## [Assigned task]
Give back all of the records exactly.

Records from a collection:
======
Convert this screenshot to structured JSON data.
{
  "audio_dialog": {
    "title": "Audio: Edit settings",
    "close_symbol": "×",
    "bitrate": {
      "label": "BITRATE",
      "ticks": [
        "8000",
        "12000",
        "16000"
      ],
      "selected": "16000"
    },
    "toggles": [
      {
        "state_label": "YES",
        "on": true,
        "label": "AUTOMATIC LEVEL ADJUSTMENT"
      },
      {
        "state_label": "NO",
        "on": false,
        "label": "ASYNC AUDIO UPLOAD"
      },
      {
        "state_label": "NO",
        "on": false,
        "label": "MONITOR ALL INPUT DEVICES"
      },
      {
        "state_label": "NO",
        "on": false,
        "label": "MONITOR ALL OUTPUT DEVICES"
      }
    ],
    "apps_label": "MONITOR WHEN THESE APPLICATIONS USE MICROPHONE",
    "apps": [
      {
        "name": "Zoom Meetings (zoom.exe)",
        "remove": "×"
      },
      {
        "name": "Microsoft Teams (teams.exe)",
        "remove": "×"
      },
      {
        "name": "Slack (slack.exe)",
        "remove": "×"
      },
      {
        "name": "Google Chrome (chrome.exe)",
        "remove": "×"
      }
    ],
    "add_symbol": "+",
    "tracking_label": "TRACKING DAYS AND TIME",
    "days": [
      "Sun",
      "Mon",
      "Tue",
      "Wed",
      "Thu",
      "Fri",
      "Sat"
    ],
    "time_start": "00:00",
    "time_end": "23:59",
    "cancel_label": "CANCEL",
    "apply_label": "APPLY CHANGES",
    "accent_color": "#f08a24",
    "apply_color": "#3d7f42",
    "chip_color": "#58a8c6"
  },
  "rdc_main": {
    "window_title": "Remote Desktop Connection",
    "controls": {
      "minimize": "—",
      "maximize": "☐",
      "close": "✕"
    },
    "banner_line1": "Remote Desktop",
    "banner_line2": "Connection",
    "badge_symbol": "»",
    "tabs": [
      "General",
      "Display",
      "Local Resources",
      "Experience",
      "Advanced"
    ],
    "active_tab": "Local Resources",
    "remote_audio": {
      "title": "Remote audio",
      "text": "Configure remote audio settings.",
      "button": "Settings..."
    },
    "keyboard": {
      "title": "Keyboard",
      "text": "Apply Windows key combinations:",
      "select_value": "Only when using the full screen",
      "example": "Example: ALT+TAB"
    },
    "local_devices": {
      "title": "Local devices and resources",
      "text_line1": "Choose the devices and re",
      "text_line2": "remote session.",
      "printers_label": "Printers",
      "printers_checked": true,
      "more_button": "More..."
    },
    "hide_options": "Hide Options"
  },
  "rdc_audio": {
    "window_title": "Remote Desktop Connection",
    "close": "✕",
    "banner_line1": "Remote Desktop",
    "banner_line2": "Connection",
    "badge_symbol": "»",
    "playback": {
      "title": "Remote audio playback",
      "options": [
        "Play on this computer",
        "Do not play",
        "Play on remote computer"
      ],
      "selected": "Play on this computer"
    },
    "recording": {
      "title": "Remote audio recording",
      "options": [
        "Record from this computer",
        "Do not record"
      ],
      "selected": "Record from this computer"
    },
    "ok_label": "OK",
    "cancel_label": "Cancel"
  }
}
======
## [Task response]
Convert this screenshot to structured JSON data.
{
  "audio_dialog": {
    "title": "Audio: Edit settings",
    "close_symbol": "×",
    "bitrate": {
      "label": "BITRATE",
      "ticks": [
        "8000",
        "12000",
        "16000"
      ],
      "selected": "16000"
    },
    "toggles": [
      {
        "state_label": "YES",
        "on": true,
        "label": "AUTOMATIC LEVEL ADJUSTMENT"
      },
      {
        "state_label": "NO",
        "on": false,
        "label": "ASYNC AUDIO UPLOAD"
      },
      {
        "state_label": "NO",
        "on": false,
        "label": "MONITOR ALL INPUT DEVICES"
      },
      {
        "state_label": "NO",
        "on": false,
        "label": "MONITOR ALL OUTPUT DEVICES"
      }
    ],
    "apps_label": "MONITOR WHEN THESE APPLICATIONS USE MICROPHONE",
    "apps": [
      {
        "name": "Zoom Meetings (zoom.exe)",
        "remove": "×"
      },
      {
        "name": "Microsoft Teams (teams.exe)",
        "remove": "×"
      },
      {
        "name": "Slack (slack.exe)",
        "remove": "×"
      },
      {
        "name": "Google Chrome (chrome.exe)",
        "remove": "×"
      }
    ],
    "add_symbol": "+",
    "tracking_label": "TRACKING DAYS AND TIME",
    "days": [
      "Sun",
      "Mon",
      "Tue",
      "Wed",
      "Thu",
      "Fri",
      "Sat"
    ],
    "time_start": "00:00",
    "time_end": "23:59",
    "cancel_label": "CANCEL",
    "apply_label": "APPLY CHANGES",
    "accent_color": "#f08a24",
    "apply_color": "#3d7f42",
    "chip_color": "#58a8c6"
  },
  "rdc_main": {
    "window_title": "Remote Desktop Connection",
    "controls": {
      "minimize": "—",
      "maximize": "☐",
      "close": "✕"
    },
    "banner_line1": "Remote Desktop",
    "banner_line2": "Connection",
    "badge_symbol": "»",
    "tabs": [
      "General",
      "Display",
      "Local Resources",
      "Experience",
      "Advanced"
    ],
    "active_tab": "Local Resources",
    "remote_audio": {
      "title": "Remote audio",
      "text": "Configure remote audio settings.",
      "button": "Settings..."
    },
    "keyboard": {
      "title": "Keyboard",
      "text": "Apply Windows key combinations:",
      "select_value": "Only when using the full screen",
      "example": "Example: ALT+TAB"
    },
    "local_devices": {
      "title": "Local devices and resources",
      "text_line1": "Choose the devices and re",
      "text_line2": "remote session.",
      "printers_label": "Printers",
      "printers_checked": true,
      "more_button": "More..."
    },
    "hide_options": "Hide Options"
  },
  "rdc_audio": {
    "window_title": "Remote Desktop Connection",
    "close": "✕",
    "banner_line1": "Remote Desktop",
    "banner_line2": "Connection",
    "badge_symbol": "»",
    "playback": {
      "title": "Remote audio playback",
      "options": [
        "Play on this computer",
        "Do not play",
        "Play on remote computer"
      ],
      "selected": "Play on this computer"
    },
    "recording": {
      "title": "Remote audio recording",
      "options": [
        "Record from this computer",
        "Do not record"
      ],
      "selected": "Record from this computer"
    },
    "ok_label": "OK",
    "cancel_label": "Cancel"
  }
}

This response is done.